2020: Warming climate shows little sign of slowing down
NOAA -- Last year was the fifth warmest on record according to the latest climate assessment from the National Oceanic and Atmospheric Administration.
The top five warmest years have all come since 2012, this year (2021), and the years ahead are likely to continue that trend.
Slow changes in climate are natural, but the rapid warming in recent decades is a process caused by humans and the burning of fossil fuels.
The report continues to raise the alarm at the cost of climate change. There were more than 20 disasters last year with a price tag of more than a billion dollars. Some of that can be tied to inflation but not all of it. Disasters are costing more, mostly because humans and our infrastructure are on the front lines. The record hurricane and wildfire season have strong links to a warming climate and are also more likely to be a problem in the near future.

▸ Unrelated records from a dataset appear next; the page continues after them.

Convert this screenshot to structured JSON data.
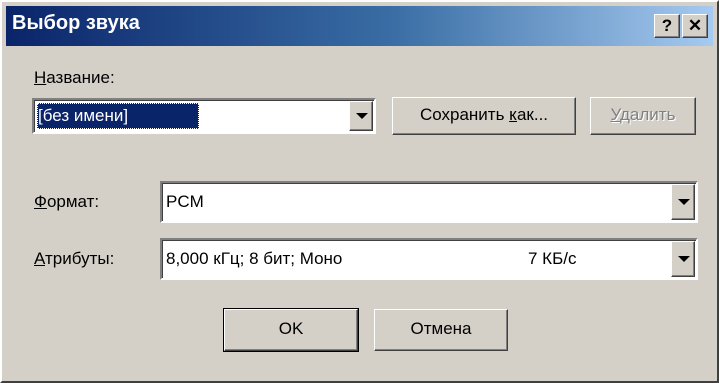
{
  "window": {
    "title": "Выбор звука",
    "help_label": "?",
    "close_label": "✕"
  },
  "name_field": {
    "label_hotkey": "Н",
    "label_rest": "азвание:",
    "value": "[без имени]"
  },
  "buttons": {
    "save_as_pre": "Сохранить ",
    "save_as_hotkey": "к",
    "save_as_post": "ак...",
    "delete_hotkey": "У",
    "delete_rest": "далить",
    "ok": "OK",
    "cancel": "Отмена"
  },
  "format_field": {
    "label_hotkey": "Ф",
    "label_rest": "ормат:",
    "value": "PCM"
  },
  "attributes_field": {
    "label_hotkey": "А",
    "label_rest": "трибуты:",
    "value": "8,000 кГц; 8 бит; Моно",
    "rate": "7 КБ/с"
  },
  "icons": {
    "help": "help-icon",
    "close": "close-icon",
    "dropdown": "chevron-down-icon"
  },
  "colors": {
    "titlebar_start": "#0a246a",
    "titlebar_end": "#a6caf0",
    "dialog_face": "#d4d0c8",
    "selection": "#0a246a"
  }
}
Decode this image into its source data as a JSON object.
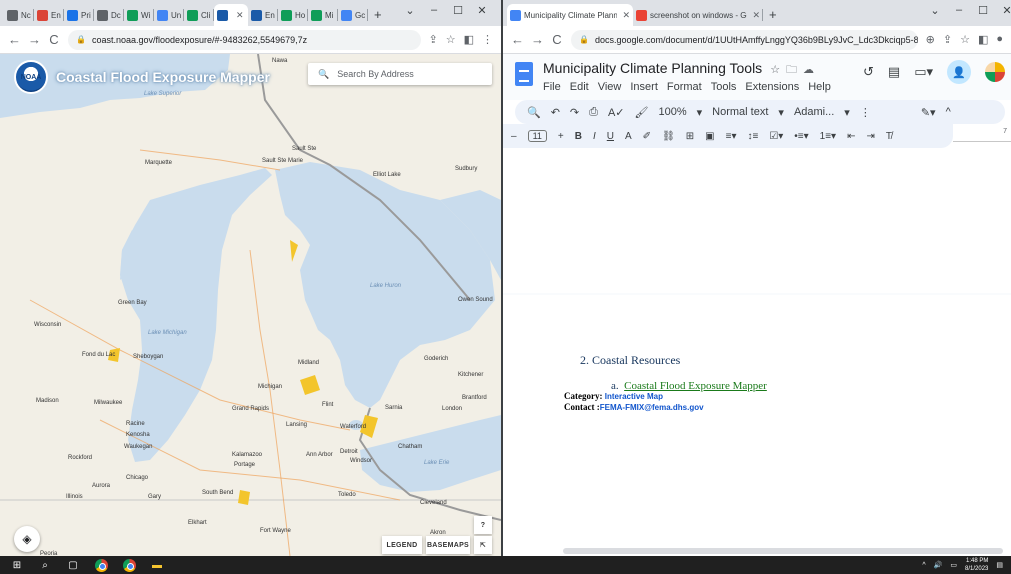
{
  "left_window": {
    "tabs": [
      {
        "label": "Nc",
        "color": "#5f6368"
      },
      {
        "label": "En",
        "color": "#db4437"
      },
      {
        "label": "Pri",
        "color": "#1a73e8"
      },
      {
        "label": "Dc",
        "color": "#5f6368"
      },
      {
        "label": "Wi",
        "color": "#0f9d58"
      },
      {
        "label": "Un",
        "color": "#4285f4"
      },
      {
        "label": "Cli",
        "color": "#0f9d58"
      },
      {
        "label": "",
        "color": "#1a5aa8"
      },
      {
        "label": "En",
        "color": "#1a5aa8"
      },
      {
        "label": "Ho",
        "color": "#0f9d58"
      },
      {
        "label": "Mi",
        "color": "#0f9d58"
      },
      {
        "label": "Gc",
        "color": "#4285f4"
      }
    ],
    "url": "coast.noaa.gov/floodexposure/#-9483262,5549679,7z",
    "map": {
      "title": "Coastal Flood Exposure Mapper",
      "search_placeholder": "Search By Address",
      "legend_label": "LEGEND",
      "basemaps_label": "BASEMAPS",
      "help_label": "?",
      "places": [
        {
          "name": "Lake Superior",
          "water": true
        },
        {
          "name": "Nawa",
          "water": false
        },
        {
          "name": "Marquette",
          "water": false
        },
        {
          "name": "Sault Ste Marie",
          "water": false
        },
        {
          "name": "Sault Ste",
          "water": false
        },
        {
          "name": "Elliot Lake",
          "water": false
        },
        {
          "name": "Sudbury",
          "water": false
        },
        {
          "name": "Lake Huron",
          "water": true
        },
        {
          "name": "Owen Sound",
          "water": false
        },
        {
          "name": "Green Bay",
          "water": false
        },
        {
          "name": "Wisconsin",
          "water": false
        },
        {
          "name": "Lake Michigan",
          "water": true
        },
        {
          "name": "Fond du Lac",
          "water": false
        },
        {
          "name": "Sheboygan",
          "water": false
        },
        {
          "name": "Midland",
          "water": false
        },
        {
          "name": "Goderich",
          "water": false
        },
        {
          "name": "Kitchener",
          "water": false
        },
        {
          "name": "Michigan",
          "water": false
        },
        {
          "name": "Madison",
          "water": false
        },
        {
          "name": "Milwaukee",
          "water": false
        },
        {
          "name": "Grand Rapids",
          "water": false
        },
        {
          "name": "Flint",
          "water": false
        },
        {
          "name": "Sarnia",
          "water": false
        },
        {
          "name": "London",
          "water": false
        },
        {
          "name": "Brantford",
          "water": false
        },
        {
          "name": "Racine",
          "water": false
        },
        {
          "name": "Kenosha",
          "water": false
        },
        {
          "name": "Waukegan",
          "water": false
        },
        {
          "name": "Lansing",
          "water": false
        },
        {
          "name": "Waterford",
          "water": false
        },
        {
          "name": "Rockford",
          "water": false
        },
        {
          "name": "Kalamazoo",
          "water": false
        },
        {
          "name": "Portage",
          "water": false
        },
        {
          "name": "Ann Arbor",
          "water": false
        },
        {
          "name": "Detroit",
          "water": false
        },
        {
          "name": "Windsor",
          "water": false
        },
        {
          "name": "Chatham",
          "water": false
        },
        {
          "name": "Lake Erie",
          "water": true
        },
        {
          "name": "Chicago",
          "water": false
        },
        {
          "name": "Aurora",
          "water": false
        },
        {
          "name": "Illinois",
          "water": false
        },
        {
          "name": "Gary",
          "water": false
        },
        {
          "name": "South Bend",
          "water": false
        },
        {
          "name": "Elkhart",
          "water": false
        },
        {
          "name": "Toledo",
          "water": false
        },
        {
          "name": "Cleveland",
          "water": false
        },
        {
          "name": "Akron",
          "water": false
        },
        {
          "name": "Fort Wayne",
          "water": false
        },
        {
          "name": "Peoria",
          "water": false
        }
      ]
    }
  },
  "right_window": {
    "tabs": [
      {
        "label": "Municipality Climate Planning Too",
        "color": "#4285f4"
      },
      {
        "label": "screenshot on windows - Google",
        "color": "#ea4335"
      }
    ],
    "url": "docs.google.com/document/d/1UUtHAmffyLnggYQ36b9BLy9JvC_Ldc3Dkciqp5-8X8c/edit",
    "doc_title": "Municipality Climate Planning Tools",
    "menus": [
      "File",
      "Edit",
      "View",
      "Insert",
      "Format",
      "Tools",
      "Extensions",
      "Help"
    ],
    "zoom": "100%",
    "style": "Normal text",
    "font": "Adami...",
    "font_size": "11",
    "ruler_mark": "7",
    "content": {
      "heading": "2.  Coastal Resources",
      "sub_prefix": "a.",
      "sub_link": "Coastal Flood Exposure Mapper",
      "category_label": "Category:",
      "category_value": "Interactive Map",
      "contact_label": "Contact :",
      "contact_value": "FEMA-FMIX@fema.dhs.gov"
    }
  },
  "taskbar": {
    "time": "1:48 PM",
    "date": "8/1/2023"
  }
}
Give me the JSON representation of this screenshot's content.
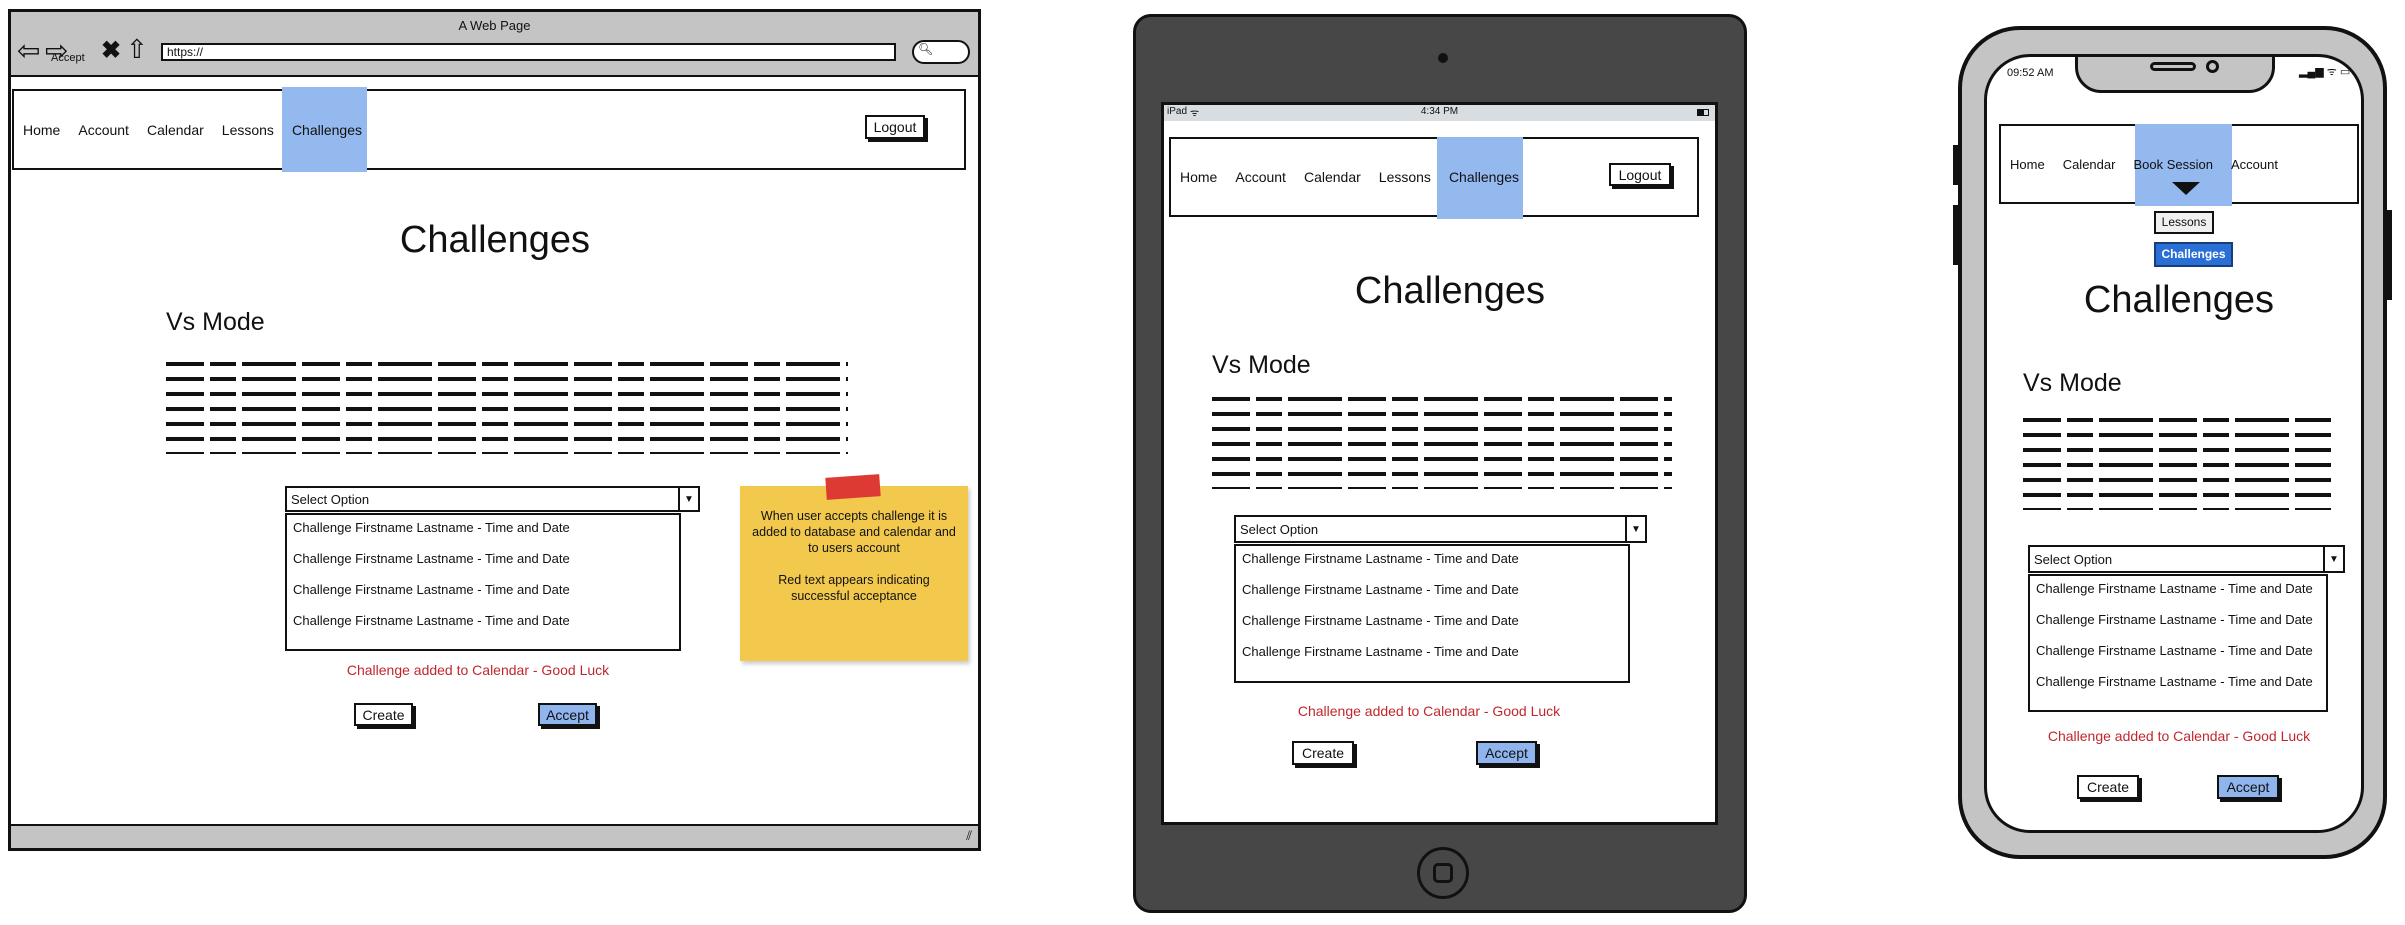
{
  "desktop": {
    "window_title": "A Web Page",
    "url": "https://",
    "stray_label": "Accept",
    "nav": [
      "Home",
      "Account",
      "Calendar",
      "Lessons",
      "Challenges"
    ],
    "logout": "Logout",
    "heading": "Challenges",
    "subheading": "Vs Mode",
    "select_placeholder": "Select Option",
    "options": [
      "Challenge Firstname Lastname - Time and Date",
      "Challenge Firstname Lastname - Time and Date",
      "Challenge Firstname Lastname - Time and Date",
      "Challenge Firstname Lastname - Time and Date"
    ],
    "success": "Challenge added to Calendar - Good Luck",
    "create": "Create",
    "accept": "Accept",
    "note": [
      "When user accepts challenge it is added to database and calendar and to users account",
      "Red text appears indicating successful acceptance"
    ]
  },
  "tablet": {
    "status_left": "iPad",
    "status_time": "4:34 PM",
    "nav": [
      "Home",
      "Account",
      "Calendar",
      "Lessons",
      "Challenges"
    ],
    "logout": "Logout",
    "heading": "Challenges",
    "subheading": "Vs Mode",
    "select_placeholder": "Select Option",
    "options": [
      "Challenge Firstname Lastname - Time and Date",
      "Challenge Firstname Lastname - Time and Date",
      "Challenge Firstname Lastname - Time and Date",
      "Challenge Firstname Lastname - Time and Date"
    ],
    "success": "Challenge added to Calendar - Good Luck",
    "create": "Create",
    "accept": "Accept"
  },
  "phone": {
    "status_time": "09:52 AM",
    "nav": [
      "Home",
      "Calendar",
      "Book Session",
      "Account"
    ],
    "dropdown": [
      "Lessons",
      "Challenges"
    ],
    "heading": "Challenges",
    "subheading": "Vs Mode",
    "select_placeholder": "Select Option",
    "options": [
      "Challenge Firstname Lastname - Time and Date",
      "Challenge Firstname Lastname - Time and Date",
      "Challenge Firstname Lastname - Time and Date",
      "Challenge Firstname Lastname - Time and Date"
    ],
    "success": "Challenge added to Calendar - Good Luck",
    "create": "Create",
    "accept": "Accept"
  },
  "colors": {
    "highlight": "#93b9ef",
    "accept": "#8fb4ee",
    "success": "#c0272d",
    "note": "#f2c94c",
    "phone_active": "#2a6fd6"
  }
}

Some of the costs of climate change highlighted in the report also include.
Annual losses in 2020 exceeded $95 billion, the fourth highest cost on record. The most costly events of the year include: Hurricane Laura, the Western wildfires and the Midwest derecho.
The total cost of U.S. billion-dollar disasters over the last five years (2016-2020) exceeds a record $600 billion.
2020 also marks the sixth consecutive year (2015-20) in which 10 or more separate billion-dollar disaster events have impacted the U.S.
Locally, 2020 was in the top ten warmest on record in South Bend, the warmest year since 2012.
The climate record for St. Joseph county can be used as an analog for the entire area. There is year-to-year variability but a noticeable rise over the last twenty years. Since January 2016, the last 5 years are the second warmest such period on record.
You can learn more about our local climate impact here.